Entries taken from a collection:
----------
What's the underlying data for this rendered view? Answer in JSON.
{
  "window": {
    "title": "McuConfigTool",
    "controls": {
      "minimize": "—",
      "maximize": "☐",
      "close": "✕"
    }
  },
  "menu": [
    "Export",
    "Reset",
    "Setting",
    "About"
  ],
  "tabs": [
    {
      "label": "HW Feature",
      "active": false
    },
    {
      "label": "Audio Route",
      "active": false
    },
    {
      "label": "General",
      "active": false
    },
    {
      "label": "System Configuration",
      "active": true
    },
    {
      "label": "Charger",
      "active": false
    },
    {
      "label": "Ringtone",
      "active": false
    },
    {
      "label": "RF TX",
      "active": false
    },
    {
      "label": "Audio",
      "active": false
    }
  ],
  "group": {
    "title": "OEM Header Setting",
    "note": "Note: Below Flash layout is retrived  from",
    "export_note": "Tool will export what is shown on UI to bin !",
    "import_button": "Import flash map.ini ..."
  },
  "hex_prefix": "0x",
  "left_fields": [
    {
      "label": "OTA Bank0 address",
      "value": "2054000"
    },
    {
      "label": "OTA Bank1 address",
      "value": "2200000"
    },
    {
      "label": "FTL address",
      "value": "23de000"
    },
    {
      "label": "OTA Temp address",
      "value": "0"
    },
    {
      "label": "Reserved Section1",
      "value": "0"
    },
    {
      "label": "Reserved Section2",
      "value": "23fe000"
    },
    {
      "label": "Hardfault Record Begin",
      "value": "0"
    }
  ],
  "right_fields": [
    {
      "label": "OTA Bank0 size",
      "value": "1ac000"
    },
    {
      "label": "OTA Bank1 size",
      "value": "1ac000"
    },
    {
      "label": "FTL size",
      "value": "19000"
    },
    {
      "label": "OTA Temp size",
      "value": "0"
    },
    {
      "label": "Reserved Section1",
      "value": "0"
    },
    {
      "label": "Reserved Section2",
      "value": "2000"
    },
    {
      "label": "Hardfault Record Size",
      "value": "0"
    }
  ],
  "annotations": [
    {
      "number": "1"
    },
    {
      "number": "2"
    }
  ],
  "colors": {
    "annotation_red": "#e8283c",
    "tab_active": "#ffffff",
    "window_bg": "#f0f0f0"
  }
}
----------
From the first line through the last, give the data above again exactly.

What's the underlying data for this rendered view? Answer in JSON.
{
  "window": {
    "title": "McuConfigTool",
    "controls": {
      "minimize": "—",
      "maximize": "☐",
      "close": "✕"
    }
  },
  "menu": [
    "Export",
    "Reset",
    "Setting",
    "About"
  ],
  "tabs": [
    {
      "label": "HW Feature",
      "active": false
    },
    {
      "label": "Audio Route",
      "active": false
    },
    {
      "label": "General",
      "active": false
    },
    {
      "label": "System Configuration",
      "active": true
    },
    {
      "label": "Charger",
      "active": false
    },
    {
      "label": "Ringtone",
      "active": false
    },
    {
      "label": "RF TX",
      "active": false
    },
    {
      "label": "Audio",
      "active": false
    }
  ],
  "group": {
    "title": "OEM Header Setting",
    "note": "Note: Below Flash layout is retrived  from",
    "export_note": "Tool will export what is shown on UI to bin !",
    "import_button": "Import flash map.ini ..."
  },
  "hex_prefix": "0x",
  "left_fields": [
    {
      "label": "OTA Bank0 address",
      "value": "2054000"
    },
    {
      "label": "OTA Bank1 address",
      "value": "2200000"
    },
    {
      "label": "FTL address",
      "value": "23de000"
    },
    {
      "label": "OTA Temp address",
      "value": "0"
    },
    {
      "label": "Reserved Section1",
      "value": "0"
    },
    {
      "label": "Reserved Section2",
      "value": "23fe000"
    },
    {
      "label": "Hardfault Record Begin",
      "value": "0"
    }
  ],
  "right_fields": [
    {
      "label": "OTA Bank0 size",
      "value": "1ac000"
    },
    {
      "label": "OTA Bank1 size",
      "value": "1ac000"
    },
    {
      "label": "FTL size",
      "value": "19000"
    },
    {
      "label": "OTA Temp size",
      "value": "0"
    },
    {
      "label": "Reserved Section1",
      "value": "0"
    },
    {
      "label": "Reserved Section2",
      "value": "2000"
    },
    {
      "label": "Hardfault Record Size",
      "value": "0"
    }
  ],
  "annotations": [
    {
      "number": "1"
    },
    {
      "number": "2"
    }
  ],
  "colors": {
    "annotation_red": "#e8283c",
    "tab_active": "#ffffff",
    "window_bg": "#f0f0f0"
  }
}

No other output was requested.